* [GOAL OF THE EXERCISE]: Search the records below for the word "config" and show every line where it occurs.

[[ EXERCISE INPUTS, beginning ]]

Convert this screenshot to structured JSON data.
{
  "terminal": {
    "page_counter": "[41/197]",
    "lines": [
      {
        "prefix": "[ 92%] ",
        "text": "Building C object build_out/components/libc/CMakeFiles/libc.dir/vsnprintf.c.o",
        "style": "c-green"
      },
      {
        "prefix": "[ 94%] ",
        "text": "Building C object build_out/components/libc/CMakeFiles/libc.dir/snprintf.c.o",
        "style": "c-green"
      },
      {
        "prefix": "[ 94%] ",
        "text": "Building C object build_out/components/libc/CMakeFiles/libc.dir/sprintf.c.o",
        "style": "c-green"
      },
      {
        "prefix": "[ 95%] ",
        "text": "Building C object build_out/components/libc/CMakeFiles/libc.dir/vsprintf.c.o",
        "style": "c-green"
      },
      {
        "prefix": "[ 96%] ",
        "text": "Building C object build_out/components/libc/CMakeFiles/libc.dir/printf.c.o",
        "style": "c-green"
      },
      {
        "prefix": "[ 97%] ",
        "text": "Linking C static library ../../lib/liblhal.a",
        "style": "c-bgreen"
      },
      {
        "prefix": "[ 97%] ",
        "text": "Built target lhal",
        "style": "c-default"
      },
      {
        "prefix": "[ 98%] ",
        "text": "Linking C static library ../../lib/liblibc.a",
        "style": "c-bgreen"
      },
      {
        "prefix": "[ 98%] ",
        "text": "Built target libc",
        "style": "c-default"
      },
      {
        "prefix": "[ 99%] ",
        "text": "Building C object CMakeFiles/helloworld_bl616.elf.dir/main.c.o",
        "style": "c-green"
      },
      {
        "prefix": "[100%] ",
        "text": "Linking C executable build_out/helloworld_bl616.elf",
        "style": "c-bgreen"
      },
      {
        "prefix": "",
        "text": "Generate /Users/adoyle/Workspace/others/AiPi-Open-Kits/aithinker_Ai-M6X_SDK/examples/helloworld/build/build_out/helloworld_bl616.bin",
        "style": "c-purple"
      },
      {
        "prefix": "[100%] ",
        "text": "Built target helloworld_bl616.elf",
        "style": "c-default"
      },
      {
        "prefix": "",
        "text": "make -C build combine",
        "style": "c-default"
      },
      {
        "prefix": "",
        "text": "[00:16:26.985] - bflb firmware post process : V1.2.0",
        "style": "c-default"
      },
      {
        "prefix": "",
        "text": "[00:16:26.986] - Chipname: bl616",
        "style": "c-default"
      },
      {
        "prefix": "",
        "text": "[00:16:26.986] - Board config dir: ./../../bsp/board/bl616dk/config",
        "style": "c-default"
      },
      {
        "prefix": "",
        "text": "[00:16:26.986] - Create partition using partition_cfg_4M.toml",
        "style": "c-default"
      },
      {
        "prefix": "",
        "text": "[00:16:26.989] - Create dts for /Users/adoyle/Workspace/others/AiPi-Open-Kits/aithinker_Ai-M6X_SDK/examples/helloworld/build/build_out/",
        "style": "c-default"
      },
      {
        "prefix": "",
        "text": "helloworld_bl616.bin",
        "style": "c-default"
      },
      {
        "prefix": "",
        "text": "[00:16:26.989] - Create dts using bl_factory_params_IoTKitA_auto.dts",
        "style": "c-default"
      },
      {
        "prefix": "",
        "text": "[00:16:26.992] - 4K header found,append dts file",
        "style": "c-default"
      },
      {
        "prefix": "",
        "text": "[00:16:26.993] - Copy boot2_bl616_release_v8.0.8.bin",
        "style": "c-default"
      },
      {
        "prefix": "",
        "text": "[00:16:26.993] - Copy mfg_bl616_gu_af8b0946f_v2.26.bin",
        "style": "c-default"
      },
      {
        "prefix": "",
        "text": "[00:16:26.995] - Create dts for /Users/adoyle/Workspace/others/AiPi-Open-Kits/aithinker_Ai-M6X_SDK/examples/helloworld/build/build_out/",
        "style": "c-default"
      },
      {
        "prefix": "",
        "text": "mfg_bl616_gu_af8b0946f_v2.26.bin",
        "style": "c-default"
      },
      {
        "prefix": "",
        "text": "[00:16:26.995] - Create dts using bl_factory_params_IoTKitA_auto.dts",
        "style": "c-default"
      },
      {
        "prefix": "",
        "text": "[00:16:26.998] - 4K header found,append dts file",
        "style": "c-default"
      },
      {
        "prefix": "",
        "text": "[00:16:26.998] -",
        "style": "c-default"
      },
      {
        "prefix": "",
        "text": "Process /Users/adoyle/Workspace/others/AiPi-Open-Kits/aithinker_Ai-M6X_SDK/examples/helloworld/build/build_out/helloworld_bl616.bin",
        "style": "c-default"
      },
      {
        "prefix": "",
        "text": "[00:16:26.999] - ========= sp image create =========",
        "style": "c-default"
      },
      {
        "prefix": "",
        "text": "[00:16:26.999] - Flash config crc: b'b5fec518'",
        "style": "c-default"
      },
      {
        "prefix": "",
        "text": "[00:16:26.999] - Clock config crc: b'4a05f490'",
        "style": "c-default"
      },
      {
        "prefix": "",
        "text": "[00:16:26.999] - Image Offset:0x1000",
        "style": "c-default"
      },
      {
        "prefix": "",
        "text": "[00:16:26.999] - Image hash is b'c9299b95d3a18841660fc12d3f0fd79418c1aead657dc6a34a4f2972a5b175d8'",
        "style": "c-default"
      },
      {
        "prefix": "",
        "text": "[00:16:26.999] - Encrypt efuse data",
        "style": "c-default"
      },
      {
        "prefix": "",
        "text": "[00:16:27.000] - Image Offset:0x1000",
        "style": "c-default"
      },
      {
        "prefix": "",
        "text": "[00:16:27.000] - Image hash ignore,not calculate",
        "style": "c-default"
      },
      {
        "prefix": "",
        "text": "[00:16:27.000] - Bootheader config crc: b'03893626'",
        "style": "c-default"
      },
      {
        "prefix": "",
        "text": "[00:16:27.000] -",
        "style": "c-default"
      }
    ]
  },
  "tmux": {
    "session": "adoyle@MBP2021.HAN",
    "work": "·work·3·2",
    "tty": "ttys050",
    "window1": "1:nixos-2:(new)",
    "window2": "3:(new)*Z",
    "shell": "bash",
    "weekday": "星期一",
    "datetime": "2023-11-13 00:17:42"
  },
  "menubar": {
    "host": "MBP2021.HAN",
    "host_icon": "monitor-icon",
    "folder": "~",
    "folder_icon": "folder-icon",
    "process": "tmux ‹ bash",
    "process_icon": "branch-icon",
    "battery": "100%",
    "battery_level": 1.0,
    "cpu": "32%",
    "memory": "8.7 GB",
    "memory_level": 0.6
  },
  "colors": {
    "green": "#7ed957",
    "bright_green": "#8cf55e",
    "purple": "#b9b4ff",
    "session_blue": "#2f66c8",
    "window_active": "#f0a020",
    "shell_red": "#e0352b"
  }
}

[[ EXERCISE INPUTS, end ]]

* [ANSWER SECTION]:
        "text": "[00:16:26.986] - Board config dir: ./../../bsp/board/bl616dk/config",
        "text": "[00:16:26.999] - Flash config crc: b'b5fec518'",
        "text": "[00:16:26.999] - Clock config crc: b'4a05f490'",
        "text": "[00:16:27.000] - Bootheader config crc: b'03893626'",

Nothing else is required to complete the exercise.